The Virginia Department of Taxation has recently issued Ruling of the Commissioner No. 13-182 (10/18/2013) holding that an out-of-state application service provider (“ASP”) providing cloud based and hosted phone and other services that support voice processing and routing, video processing, storage and transmission, voice message, presence applications for instant messaging and audio conferencing, web conferencing and wireless/mobile communications does not need to collect and remit sales taxes on sales to Virginia customers because no tangible personal property is transferred to the customer. The bad news? These same services may be subject to the communications sales and use tax if the taxpayer has nexus with Virginia.
The ASP’s customers are charged a monthly fee that covers charges for accessing the ASP’s hardware, software and services and for the provision of storage, rack space, power and cooling, monitoring and management and most modifications and upgrades needed to provide the ASP’s services. The customer does not download or otherwise possess the software that is hosted by the ASP. Nor does the ASP provide telecommunication, Internet or network connections necessary for the customer to utilize its services.
Since 2007, Virginia has imposed a communications sales and use tax on communications services, which are defined under Va. Code Ann. §58.1-647 as follows:
“Communications services” means the electronic transmission, conveyance, or routing of voice, data, audio, video, or any other information or signals, including cable services, to a point or between or among points, by or through any electronic, radio, satellite, cable, optical, microwave, or other medium or method now in existence or hereafter devised, regardless of the protocol used for the transmission or conveyance. The term includes, but is not limited to, (i) the connection, movement, change, or termination of communications services; (ii) detailed billing of communications services; (iii) sale of directory listings in connection with a communications service; (iv) central office and custom calling features; (v) voice mail and other messaging services; and (vi) directory assistance.
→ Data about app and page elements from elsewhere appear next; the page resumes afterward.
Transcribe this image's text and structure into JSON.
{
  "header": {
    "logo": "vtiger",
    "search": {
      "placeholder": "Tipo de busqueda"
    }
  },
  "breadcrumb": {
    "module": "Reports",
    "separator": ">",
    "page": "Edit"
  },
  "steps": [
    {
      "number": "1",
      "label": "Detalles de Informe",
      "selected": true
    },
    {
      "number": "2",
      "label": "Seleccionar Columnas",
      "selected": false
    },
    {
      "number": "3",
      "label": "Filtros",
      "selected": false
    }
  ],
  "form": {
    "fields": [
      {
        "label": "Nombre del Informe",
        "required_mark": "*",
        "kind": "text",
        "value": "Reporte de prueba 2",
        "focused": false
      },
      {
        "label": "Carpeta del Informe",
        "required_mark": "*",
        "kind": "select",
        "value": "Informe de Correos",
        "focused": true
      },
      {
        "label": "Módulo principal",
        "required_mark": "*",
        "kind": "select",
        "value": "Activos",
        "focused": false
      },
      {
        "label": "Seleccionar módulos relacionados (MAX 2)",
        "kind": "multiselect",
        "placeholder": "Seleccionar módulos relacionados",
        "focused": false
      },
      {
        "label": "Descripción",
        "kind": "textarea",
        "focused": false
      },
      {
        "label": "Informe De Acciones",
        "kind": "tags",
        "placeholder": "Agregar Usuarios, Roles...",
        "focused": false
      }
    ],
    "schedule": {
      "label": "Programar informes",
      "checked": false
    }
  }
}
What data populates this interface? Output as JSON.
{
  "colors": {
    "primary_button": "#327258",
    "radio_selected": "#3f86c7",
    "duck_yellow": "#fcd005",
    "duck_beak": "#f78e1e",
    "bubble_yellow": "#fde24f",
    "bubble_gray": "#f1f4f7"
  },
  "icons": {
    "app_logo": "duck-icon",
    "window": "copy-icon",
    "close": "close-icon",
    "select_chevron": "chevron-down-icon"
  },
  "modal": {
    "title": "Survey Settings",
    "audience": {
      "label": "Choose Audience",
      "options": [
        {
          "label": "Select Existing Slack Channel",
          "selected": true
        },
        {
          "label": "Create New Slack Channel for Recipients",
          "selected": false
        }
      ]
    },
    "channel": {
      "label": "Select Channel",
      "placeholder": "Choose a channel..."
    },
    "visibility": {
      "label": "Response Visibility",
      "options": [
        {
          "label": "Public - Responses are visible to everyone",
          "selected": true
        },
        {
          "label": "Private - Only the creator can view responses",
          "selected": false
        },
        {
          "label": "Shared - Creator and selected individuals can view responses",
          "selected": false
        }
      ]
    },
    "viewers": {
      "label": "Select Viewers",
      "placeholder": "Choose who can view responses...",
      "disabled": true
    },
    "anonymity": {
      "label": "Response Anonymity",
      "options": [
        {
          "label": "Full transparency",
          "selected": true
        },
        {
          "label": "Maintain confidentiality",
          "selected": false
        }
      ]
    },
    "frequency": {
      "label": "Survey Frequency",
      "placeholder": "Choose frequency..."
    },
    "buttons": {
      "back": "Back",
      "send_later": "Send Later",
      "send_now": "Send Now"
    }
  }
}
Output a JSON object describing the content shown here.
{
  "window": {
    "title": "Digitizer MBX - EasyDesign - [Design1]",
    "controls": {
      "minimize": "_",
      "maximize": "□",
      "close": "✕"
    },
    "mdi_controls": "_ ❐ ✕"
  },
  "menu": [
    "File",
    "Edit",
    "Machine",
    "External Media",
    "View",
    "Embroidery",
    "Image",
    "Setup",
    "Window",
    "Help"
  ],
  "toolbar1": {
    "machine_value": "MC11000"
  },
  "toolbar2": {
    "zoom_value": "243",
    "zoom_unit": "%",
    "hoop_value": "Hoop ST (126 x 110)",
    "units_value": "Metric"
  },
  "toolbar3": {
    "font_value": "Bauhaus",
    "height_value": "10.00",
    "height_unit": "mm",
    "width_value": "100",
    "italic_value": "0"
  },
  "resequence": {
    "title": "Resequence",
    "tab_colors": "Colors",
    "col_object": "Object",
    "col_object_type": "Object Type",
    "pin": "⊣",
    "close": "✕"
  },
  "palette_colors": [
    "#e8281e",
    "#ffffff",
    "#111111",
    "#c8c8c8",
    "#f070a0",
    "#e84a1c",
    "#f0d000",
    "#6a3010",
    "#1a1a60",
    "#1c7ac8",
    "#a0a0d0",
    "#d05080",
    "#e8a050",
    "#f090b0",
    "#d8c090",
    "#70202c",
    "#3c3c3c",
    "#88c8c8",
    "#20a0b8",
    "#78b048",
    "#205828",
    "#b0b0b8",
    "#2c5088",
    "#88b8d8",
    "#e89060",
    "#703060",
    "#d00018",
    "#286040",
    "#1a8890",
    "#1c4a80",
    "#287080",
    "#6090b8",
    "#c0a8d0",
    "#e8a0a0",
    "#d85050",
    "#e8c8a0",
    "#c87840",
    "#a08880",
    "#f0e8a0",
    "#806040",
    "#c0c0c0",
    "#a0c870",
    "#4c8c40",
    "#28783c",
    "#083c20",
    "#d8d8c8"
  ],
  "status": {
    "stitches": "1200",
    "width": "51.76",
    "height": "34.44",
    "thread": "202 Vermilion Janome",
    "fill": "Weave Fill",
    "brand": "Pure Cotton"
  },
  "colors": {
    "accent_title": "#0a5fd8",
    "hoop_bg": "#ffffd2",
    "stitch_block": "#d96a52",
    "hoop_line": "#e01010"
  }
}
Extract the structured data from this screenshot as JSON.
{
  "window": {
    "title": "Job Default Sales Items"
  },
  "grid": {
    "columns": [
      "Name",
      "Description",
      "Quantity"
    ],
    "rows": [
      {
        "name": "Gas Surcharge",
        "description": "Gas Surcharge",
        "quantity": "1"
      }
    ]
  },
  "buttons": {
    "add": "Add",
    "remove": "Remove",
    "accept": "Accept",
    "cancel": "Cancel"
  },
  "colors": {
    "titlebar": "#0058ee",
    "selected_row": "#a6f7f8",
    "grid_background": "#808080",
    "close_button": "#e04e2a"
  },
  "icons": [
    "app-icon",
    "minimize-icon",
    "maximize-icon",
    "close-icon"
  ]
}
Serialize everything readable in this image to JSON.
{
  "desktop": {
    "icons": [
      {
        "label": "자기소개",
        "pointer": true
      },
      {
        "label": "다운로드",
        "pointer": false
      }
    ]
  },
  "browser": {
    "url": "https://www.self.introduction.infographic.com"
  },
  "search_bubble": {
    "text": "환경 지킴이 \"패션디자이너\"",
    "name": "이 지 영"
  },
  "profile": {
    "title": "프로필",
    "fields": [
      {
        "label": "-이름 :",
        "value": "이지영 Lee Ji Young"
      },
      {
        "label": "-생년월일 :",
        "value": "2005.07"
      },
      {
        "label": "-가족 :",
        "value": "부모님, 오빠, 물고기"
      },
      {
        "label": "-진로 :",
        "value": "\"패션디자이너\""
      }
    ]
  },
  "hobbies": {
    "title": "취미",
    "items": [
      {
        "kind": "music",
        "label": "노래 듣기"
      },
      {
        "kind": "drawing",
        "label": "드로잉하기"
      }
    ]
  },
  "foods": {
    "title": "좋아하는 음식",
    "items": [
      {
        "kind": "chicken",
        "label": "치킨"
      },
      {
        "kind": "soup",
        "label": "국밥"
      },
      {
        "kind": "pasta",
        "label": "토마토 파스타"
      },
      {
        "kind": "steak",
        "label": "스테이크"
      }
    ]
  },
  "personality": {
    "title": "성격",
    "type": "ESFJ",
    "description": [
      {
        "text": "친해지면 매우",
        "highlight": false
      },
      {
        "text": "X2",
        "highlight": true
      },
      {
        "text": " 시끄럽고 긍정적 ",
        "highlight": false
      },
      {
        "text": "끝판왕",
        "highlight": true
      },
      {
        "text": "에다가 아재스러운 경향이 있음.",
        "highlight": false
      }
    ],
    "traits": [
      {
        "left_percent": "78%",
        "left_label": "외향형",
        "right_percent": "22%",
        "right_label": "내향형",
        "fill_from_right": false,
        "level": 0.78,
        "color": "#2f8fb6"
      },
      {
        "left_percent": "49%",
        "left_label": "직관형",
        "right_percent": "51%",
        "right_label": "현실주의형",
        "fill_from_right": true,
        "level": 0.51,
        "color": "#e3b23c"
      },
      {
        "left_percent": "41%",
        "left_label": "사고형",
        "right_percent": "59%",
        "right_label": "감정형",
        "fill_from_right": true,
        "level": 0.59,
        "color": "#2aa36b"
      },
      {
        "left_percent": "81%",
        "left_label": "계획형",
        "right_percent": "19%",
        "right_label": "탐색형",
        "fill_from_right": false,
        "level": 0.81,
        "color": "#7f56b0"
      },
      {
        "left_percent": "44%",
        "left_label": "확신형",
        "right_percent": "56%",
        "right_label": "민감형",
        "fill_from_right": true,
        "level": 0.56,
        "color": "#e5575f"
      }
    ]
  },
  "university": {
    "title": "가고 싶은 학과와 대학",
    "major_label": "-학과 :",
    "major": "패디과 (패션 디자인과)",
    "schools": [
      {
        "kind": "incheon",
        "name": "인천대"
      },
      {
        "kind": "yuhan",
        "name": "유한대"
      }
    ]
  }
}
In this case, it is unclear from the facts stated, the extent to which the ASP provides “the electronic transmission, conveyance, or routing of voice, data, audio, video or any other information or signals.” As noted in the ruling the ASP does not provide “telecommunication, Internet or network connections that are necessary for its customer to utilize its services.” Nevertheless, the Department stated that “it appears that the Taxpayer provides taxable communications services to customers in Virginia when it electronically routes voice, data, or audio signals and provides voicemail services.”
This is the first instance in Virginia where we have seen the Department rule that an ASP may be subject to communications sales and use tax. Note, however, that the ASP services described in this ruling appear to be VOIP type services, a service model expressly intended to be captured by Virginia’s communications sales and use tax - emphasizing the fact that one should not look to the label of the agreement when making taxability decisions, but should look closely to the underlying services being performed. While we commonly see the term ASP used to refer to remotely accessed software, this term can be broadly used by vendors to cover a variety of internet based services.
However, Virginia’s opinion that its communications sales and use tax applies to this ASP is noteworthy. This ruling further underlines the continued efforts of states to somehow tax cloud based services under their existing statutory schemes. We have more commonly seen states attempting to tax the services of an ASP as either the sale of prewritten computer software (e.g., Indiana, Massachusetts, New York, Utah, etc.); or (2) as a as data processing services (e.g., Texas). However, South Carolina has long taken the position that ASPs are taxable as a telecommunications service – regardless of whether the services are VOIP related.
Virginia’s move to tax the services provided by this Taxpayer as a communications service could undoubtedly cause other states with similar provisions to examine whether ASPs are potentially taxable in their own states as a telecommunications or communications service – an inherently important issue given the significant rate differential in some states for communications services.
As always – your questions and comments are not only welcomed – but greatly appreciated.
Other recent “Cloud, Software & Digital Tax” posts by Carolynn Iafrate Kranz:
- Pennsylvania Tax on Software Support Services: Ruling Re-issued
- Illinois Finally Rules on SaaS
- Tennessee’s Situsing of Accessed Software Runs Afoul
- Chicago Taxes the Cloud
- Tennessee Enacts Legislation Taxing Remotely Accessed Software